Each of the records below must be reproduced exactly.

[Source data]
_ _ _ _

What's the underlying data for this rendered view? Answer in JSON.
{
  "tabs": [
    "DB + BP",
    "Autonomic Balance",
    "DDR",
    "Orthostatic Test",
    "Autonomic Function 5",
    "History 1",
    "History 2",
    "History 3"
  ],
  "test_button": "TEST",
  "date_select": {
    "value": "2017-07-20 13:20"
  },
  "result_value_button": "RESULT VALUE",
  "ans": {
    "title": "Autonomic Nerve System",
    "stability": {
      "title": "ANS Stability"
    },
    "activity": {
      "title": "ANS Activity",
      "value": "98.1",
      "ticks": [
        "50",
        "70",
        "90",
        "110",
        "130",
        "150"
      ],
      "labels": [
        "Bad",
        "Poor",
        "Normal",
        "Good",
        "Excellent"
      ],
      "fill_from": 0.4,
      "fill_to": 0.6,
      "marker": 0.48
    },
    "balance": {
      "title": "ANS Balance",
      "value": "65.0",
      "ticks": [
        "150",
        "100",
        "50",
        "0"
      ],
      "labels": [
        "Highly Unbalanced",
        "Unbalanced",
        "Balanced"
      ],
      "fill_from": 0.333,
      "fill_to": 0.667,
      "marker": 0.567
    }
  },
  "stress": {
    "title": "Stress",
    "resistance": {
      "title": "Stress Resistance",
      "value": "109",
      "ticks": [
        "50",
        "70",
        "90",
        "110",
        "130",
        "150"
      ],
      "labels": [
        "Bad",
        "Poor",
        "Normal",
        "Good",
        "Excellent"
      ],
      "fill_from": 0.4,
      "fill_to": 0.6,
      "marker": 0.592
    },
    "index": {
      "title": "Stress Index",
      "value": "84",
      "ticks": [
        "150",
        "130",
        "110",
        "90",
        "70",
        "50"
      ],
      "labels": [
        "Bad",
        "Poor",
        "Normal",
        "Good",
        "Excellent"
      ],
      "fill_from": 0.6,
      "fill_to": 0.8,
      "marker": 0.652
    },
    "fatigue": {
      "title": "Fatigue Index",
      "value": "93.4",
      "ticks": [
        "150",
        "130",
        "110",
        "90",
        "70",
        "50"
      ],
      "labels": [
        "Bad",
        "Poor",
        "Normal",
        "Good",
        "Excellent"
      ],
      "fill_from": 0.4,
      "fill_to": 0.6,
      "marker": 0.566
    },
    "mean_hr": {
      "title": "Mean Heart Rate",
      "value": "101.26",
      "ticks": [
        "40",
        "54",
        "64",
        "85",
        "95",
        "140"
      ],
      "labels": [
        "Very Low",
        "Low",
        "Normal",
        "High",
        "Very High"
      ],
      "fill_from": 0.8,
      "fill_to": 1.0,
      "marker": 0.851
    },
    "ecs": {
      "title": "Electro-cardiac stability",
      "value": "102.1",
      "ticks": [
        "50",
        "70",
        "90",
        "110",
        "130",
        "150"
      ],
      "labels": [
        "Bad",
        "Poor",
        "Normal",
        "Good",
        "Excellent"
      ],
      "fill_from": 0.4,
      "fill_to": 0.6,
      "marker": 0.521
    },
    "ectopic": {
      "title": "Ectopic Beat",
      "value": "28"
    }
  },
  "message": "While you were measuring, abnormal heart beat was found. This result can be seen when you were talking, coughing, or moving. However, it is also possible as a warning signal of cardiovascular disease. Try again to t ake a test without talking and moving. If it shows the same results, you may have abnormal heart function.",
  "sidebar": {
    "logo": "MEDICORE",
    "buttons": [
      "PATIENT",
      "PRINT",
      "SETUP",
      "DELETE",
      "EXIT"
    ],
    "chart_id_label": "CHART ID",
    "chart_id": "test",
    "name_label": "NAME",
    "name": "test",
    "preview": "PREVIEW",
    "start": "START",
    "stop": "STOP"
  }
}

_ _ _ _

WRITTEN SOLUTION:
What's the underlying data for this rendered view? Answer in JSON.
{
  "tabs": [
    "DB + BP",
    "Autonomic Balance",
    "DDR",
    "Orthostatic Test",
    "Autonomic Function 5",
    "History 1",
    "History 2",
    "History 3"
  ],
  "test_button": "TEST",
  "date_select": {
    "value": "2017-07-20 13:20"
  },
  "result_value_button": "RESULT VALUE",
  "ans": {
    "title": "Autonomic Nerve System",
    "stability": {
      "title": "ANS Stability"
    },
    "activity": {
      "title": "ANS Activity",
      "value": "98.1",
      "ticks": [
        "50",
        "70",
        "90",
        "110",
        "130",
        "150"
      ],
      "labels": [
        "Bad",
        "Poor",
        "Normal",
        "Good",
        "Excellent"
      ],
      "fill_from": 0.4,
      "fill_to": 0.6,
      "marker": 0.48
    },
    "balance": {
      "title": "ANS Balance",
      "value": "65.0",
      "ticks": [
        "150",
        "100",
        "50",
        "0"
      ],
      "labels": [
        "Highly Unbalanced",
        "Unbalanced",
        "Balanced"
      ],
      "fill_from": 0.333,
      "fill_to": 0.667,
      "marker": 0.567
    }
  },
  "stress": {
    "title": "Stress",
    "resistance": {
      "title": "Stress Resistance",
      "value": "109",
      "ticks": [
        "50",
        "70",
        "90",
        "110",
        "130",
        "150"
      ],
      "labels": [
        "Bad",
        "Poor",
        "Normal",
        "Good",
        "Excellent"
      ],
      "fill_from": 0.4,
      "fill_to": 0.6,
      "marker": 0.592
    },
    "index": {
      "title": "Stress Index",
      "value": "84",
      "ticks": [
        "150",
        "130",
        "110",
        "90",
        "70",
        "50"
      ],
      "labels": [
        "Bad",
        "Poor",
        "Normal",
        "Good",
        "Excellent"
      ],
      "fill_from": 0.6,
      "fill_to": 0.8,
      "marker": 0.652
    },
    "fatigue": {
      "title": "Fatigue Index",
      "value": "93.4",
      "ticks": [
        "150",
        "130",
        "110",
        "90",
        "70",
        "50"
      ],
      "labels": [
        "Bad",
        "Poor",
        "Normal",
        "Good",
        "Excellent"
      ],
      "fill_from": 0.4,
      "fill_to": 0.6,
      "marker": 0.566
    },
    "mean_hr": {
      "title": "Mean Heart Rate",
      "value": "101.26",
      "ticks": [
        "40",
        "54",
        "64",
        "85",
        "95",
        "140"
      ],
      "labels": [
        "Very Low",
        "Low",
        "Normal",
        "High",
        "Very High"
      ],
      "fill_from": 0.8,
      "fill_to": 1.0,
      "marker": 0.851
    },
    "ecs": {
      "title": "Electro-cardiac stability",
      "value": "102.1",
      "ticks": [
        "50",
        "70",
        "90",
        "110",
        "130",
        "150"
      ],
      "labels": [
        "Bad",
        "Poor",
        "Normal",
        "Good",
        "Excellent"
      ],
      "fill_from": 0.4,
      "fill_to": 0.6,
      "marker": 0.521
    },
    "ectopic": {
      "title": "Ectopic Beat",
      "value": "28"
    }
  },
  "message": "While you were measuring, abnormal heart beat was found. This result can be seen when you were talking, coughing, or moving. However, it is also possible as a warning signal of cardiovascular disease. Try again to t ake a test without talking and moving. If it shows the same results, you may have abnormal heart function.",
  "sidebar": {
    "logo": "MEDICORE",
    "buttons": [
      "PATIENT",
      "PRINT",
      "SETUP",
      "DELETE",
      "EXIT"
    ],
    "chart_id_label": "CHART ID",
    "chart_id": "test",
    "name_label": "NAME",
    "name": "test",
    "preview": "PREVIEW",
    "start": "START",
    "stop": "STOP"
  }
}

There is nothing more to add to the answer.